(The problem): The lines of the records that include "JSON" should all be copied.

(Source data):
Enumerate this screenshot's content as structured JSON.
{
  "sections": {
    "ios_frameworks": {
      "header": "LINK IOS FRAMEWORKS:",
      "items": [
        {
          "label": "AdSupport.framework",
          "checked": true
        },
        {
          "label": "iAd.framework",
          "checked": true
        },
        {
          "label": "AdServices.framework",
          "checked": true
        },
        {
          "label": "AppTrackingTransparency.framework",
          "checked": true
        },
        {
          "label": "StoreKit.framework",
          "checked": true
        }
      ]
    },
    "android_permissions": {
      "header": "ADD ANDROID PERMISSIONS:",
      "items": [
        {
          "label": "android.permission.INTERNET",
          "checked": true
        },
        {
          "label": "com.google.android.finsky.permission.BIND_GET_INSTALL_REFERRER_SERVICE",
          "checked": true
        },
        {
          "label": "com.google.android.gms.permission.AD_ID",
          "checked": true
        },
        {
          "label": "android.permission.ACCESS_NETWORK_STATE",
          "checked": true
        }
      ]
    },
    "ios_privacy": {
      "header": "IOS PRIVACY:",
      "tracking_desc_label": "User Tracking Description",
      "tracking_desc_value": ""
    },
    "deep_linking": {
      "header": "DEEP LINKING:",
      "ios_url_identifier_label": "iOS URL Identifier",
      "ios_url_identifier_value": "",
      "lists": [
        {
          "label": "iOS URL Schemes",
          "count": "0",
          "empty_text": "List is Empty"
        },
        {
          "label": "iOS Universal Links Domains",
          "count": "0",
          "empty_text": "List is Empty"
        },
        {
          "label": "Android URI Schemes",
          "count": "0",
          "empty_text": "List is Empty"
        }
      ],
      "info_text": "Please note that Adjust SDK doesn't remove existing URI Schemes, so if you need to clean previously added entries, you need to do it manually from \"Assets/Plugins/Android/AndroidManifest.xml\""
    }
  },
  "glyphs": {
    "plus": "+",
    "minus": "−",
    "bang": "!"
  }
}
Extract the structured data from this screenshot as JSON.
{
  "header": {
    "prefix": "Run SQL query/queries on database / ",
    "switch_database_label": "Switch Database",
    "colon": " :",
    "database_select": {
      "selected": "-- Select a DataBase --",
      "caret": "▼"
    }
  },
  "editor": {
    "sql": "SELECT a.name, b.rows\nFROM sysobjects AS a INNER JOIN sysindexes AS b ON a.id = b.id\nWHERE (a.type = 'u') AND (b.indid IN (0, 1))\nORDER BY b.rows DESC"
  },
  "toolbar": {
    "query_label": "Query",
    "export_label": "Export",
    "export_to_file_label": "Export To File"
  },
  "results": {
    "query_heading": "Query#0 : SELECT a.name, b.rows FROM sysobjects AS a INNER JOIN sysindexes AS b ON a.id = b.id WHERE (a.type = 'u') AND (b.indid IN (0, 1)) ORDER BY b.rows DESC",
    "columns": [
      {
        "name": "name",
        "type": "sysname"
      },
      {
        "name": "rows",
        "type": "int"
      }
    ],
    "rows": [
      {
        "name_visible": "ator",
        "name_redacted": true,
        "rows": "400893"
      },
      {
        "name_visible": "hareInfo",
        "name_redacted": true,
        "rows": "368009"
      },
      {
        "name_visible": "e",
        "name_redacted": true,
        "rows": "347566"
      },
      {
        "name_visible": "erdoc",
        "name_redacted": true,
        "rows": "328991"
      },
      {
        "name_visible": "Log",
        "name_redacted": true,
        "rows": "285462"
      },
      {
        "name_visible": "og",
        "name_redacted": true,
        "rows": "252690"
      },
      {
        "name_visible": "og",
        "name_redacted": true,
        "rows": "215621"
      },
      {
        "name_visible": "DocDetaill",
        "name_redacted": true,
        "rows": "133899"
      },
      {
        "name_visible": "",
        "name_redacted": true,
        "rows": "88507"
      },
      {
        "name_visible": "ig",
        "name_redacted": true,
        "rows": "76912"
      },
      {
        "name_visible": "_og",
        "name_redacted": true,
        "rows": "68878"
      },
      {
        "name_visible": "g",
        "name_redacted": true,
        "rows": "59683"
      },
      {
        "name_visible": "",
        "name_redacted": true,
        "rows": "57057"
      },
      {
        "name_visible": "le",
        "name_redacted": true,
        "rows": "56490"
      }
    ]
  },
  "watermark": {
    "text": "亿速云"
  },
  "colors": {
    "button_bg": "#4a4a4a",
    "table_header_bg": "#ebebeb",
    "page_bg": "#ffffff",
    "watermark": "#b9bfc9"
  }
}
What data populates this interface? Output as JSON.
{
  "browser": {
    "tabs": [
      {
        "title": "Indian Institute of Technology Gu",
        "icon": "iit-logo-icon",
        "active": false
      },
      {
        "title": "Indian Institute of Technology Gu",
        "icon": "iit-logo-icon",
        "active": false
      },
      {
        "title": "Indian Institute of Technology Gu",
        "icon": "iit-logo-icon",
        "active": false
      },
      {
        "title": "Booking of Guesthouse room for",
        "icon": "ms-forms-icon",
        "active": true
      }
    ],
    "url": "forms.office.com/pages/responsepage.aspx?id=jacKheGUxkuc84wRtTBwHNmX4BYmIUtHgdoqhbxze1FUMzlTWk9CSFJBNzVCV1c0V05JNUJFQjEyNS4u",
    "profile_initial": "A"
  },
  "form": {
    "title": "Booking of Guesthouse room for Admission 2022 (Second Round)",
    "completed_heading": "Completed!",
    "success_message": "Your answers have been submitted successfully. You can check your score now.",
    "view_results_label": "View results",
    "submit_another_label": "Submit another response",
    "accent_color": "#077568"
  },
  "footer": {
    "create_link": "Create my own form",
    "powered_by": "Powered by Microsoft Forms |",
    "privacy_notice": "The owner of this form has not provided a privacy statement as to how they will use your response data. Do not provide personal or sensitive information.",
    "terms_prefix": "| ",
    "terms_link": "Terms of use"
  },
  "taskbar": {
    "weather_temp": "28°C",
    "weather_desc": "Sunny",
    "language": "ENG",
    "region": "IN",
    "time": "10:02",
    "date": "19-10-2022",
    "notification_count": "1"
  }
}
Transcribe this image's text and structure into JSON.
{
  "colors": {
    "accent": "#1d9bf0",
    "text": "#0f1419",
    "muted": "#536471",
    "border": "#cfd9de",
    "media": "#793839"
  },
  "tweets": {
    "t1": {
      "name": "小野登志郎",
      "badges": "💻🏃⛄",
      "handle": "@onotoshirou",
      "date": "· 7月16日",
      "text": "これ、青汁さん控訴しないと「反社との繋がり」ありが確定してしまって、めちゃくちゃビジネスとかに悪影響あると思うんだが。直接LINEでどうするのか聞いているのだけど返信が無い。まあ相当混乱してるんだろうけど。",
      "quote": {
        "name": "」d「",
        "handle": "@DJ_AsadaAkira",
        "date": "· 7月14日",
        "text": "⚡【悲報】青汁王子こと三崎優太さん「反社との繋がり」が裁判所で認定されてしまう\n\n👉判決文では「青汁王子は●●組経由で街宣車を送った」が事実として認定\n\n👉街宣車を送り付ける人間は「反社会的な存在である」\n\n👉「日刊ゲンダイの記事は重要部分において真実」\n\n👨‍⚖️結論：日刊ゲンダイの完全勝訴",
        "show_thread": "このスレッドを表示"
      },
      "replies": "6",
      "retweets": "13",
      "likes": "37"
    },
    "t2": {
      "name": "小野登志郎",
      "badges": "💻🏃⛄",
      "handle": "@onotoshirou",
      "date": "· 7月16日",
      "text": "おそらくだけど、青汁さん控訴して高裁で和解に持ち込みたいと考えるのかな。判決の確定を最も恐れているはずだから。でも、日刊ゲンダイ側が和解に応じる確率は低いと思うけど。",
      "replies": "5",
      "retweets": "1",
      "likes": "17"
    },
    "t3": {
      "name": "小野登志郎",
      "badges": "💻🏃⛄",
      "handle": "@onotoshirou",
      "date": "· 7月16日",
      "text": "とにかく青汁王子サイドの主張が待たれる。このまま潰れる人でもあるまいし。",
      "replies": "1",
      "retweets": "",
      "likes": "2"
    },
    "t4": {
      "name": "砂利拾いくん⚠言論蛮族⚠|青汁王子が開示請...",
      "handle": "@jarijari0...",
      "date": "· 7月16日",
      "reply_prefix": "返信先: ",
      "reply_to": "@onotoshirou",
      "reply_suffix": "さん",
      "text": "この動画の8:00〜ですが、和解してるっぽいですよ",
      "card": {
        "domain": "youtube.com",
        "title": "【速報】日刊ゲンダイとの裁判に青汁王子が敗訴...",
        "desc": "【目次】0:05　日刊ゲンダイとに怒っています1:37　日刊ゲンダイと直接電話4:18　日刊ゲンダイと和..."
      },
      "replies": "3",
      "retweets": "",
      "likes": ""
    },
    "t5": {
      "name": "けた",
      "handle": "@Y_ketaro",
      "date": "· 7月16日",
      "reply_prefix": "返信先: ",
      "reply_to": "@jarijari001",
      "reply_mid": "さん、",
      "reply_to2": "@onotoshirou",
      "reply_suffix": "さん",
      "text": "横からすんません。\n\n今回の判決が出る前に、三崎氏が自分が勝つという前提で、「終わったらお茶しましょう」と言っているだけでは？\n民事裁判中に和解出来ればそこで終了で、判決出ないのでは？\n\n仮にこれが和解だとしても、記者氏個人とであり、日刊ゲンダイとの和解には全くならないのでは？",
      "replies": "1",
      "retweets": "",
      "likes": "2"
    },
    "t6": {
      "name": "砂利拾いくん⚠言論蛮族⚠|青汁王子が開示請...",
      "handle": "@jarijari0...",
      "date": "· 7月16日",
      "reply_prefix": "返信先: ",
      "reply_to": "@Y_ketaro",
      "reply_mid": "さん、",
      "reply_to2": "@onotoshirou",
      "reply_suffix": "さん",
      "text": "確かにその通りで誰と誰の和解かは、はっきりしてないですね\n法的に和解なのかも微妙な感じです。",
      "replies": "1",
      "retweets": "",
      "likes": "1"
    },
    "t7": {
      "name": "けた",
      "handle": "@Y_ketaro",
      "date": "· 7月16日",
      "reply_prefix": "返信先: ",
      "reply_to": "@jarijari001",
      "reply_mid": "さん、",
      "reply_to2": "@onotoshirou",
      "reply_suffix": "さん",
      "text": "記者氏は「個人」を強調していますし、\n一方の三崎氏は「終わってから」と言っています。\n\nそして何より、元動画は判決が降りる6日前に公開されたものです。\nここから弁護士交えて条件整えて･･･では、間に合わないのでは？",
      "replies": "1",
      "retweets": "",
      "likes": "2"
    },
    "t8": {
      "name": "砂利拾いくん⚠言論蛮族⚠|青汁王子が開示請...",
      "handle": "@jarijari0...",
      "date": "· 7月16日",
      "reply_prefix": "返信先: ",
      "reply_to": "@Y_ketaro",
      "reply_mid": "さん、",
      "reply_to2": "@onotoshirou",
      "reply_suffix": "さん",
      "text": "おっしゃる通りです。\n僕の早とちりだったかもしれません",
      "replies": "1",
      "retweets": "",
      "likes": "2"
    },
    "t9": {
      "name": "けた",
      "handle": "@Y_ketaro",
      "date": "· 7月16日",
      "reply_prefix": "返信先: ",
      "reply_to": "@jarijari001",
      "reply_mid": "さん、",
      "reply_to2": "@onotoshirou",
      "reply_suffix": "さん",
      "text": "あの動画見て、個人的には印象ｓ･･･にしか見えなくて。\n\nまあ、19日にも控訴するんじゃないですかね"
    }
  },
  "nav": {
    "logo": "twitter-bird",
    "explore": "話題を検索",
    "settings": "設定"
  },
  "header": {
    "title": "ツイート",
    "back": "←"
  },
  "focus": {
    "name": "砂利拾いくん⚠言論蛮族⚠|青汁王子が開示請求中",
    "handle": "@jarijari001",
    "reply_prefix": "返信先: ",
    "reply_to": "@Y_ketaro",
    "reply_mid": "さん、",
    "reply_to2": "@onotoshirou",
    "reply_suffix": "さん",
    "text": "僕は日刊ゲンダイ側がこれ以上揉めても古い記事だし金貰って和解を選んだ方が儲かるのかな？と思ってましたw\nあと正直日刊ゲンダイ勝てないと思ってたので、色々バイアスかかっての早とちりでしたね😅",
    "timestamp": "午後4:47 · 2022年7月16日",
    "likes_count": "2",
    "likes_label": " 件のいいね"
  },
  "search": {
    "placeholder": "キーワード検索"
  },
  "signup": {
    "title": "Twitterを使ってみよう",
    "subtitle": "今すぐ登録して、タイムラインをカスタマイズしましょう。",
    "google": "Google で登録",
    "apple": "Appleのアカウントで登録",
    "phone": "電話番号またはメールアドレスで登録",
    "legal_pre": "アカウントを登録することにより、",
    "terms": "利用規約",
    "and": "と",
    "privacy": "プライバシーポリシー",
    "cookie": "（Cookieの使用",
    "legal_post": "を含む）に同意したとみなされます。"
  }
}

(Response area):
Enumerate this screenshot's content as structured JSON.
Extract the structured data from this screenshot as JSON.
What data populates this interface? Output as JSON.
Transcribe this image's text and structure into JSON.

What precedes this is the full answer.